But one only has to look at how God punished the first world with the sin-flood, how he turned Sodom and Gomorrah inside out, how He let Jerusalem and the whole Kingdom be ravaged, how He often loads little children with grave sickness, and that sin could not have been put away unless God’s Son Himself had suffered, because God is a serious and [?] God who hates sins to such an extent that He not only wants to punish them in the parents but also the children until the third and fourth generation.  Because of that whoever from his heart wants to be converted, he must not remain in sins, and must not still have joy or pleasure in them, but instead must stop [living in conscious, willful sin] and be heartily sorry that he has angered God with his sins.  About this St. Bernard says excellently: Fides solatium est, non eget ille solatio, qui laetatur cum malefecerit.  “Faith is a comfort, but he needs no comfort who still rejoices and has pleasure when he has done evil.”

The whole sermon and postil in German can be found here:http://digitale.bibliothek.uni-halle.de/vd16/content/pageview/4315651

Snippets from Wikipedia bio:

Heshusius came from an influential family in Wesel. He was a student of Philipp Melanchthon at the University of Wittenberg and was consequently close to him. During the time of the Augsburg Interim, he lived in Oxford and Paris. In 1550 he took his master’s degree and was received by the Senate of the philosophical faculty; he lectured on rhetoric and as well as theology. In 1553 he became Superintendent in Goslar and acquired his doctoral degree in Wittenberg on May 19 the same year at the expense of the city. However, he soon came into conflict with Goslar and left in 1556 to take a post at the University of Rostock.

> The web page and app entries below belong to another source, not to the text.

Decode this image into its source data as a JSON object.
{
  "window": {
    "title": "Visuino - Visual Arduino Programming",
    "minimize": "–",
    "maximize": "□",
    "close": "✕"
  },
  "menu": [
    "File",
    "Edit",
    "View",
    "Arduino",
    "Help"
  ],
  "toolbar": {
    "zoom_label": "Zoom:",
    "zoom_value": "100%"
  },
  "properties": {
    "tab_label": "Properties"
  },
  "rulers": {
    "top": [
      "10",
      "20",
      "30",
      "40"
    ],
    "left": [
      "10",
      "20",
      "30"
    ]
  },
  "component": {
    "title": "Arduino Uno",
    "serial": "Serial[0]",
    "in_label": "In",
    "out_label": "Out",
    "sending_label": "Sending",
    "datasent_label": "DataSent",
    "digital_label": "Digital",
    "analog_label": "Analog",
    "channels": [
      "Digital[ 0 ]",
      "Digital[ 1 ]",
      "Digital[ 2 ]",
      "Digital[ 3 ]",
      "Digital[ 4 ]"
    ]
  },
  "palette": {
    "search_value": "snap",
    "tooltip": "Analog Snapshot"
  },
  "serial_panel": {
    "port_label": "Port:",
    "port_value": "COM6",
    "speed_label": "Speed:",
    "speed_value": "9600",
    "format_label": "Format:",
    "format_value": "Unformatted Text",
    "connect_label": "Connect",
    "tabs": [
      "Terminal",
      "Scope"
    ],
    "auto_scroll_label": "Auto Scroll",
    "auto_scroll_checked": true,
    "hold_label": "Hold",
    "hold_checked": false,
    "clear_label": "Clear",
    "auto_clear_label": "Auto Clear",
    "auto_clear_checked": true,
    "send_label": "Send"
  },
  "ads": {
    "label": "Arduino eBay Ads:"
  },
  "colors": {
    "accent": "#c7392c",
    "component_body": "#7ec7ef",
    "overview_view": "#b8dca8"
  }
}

There too he became involved in a dispute over Sunday weddings and the participation of Protestants in Roman Catholic celebrations. After attempting to excommunicate two leading city officials, he was expelled from the town. Melanchthon was able to arrange his appointment as general superintendent of the church of the Electoral Palatinate in Heidelberg. In 1559 a controversy broke out in Heidelberg over the Lord’s Supper between Heshusius and his deacon Wilhelm Klebitz…He became involved in another controversy over the Lord’s Supper in Bremen, which did not redound to his glory, opposing Albert Hardenberg and Jacob Probst. From Magdeburg, he composed responses to his opponents and endeavored to establish a strict form of Lutheranism. He likewise came into conflict in Magdeburg and was driven from the town…

An able theologian, but excessive in his self-righteousness, he was exemplar of the spirit of early Protestant Orthodoxy.

His excessive self-righteousness was an expensive hobby.  If only he was more moderate in his self-righteousness, and realized, like Lutherans do now, that it displeases God if we read the bible for any other reason than to find principles for living or think that we should be dogmatic about anything the bible says beyond, “Yes, Jesus loves me…”

%d bloggers like this: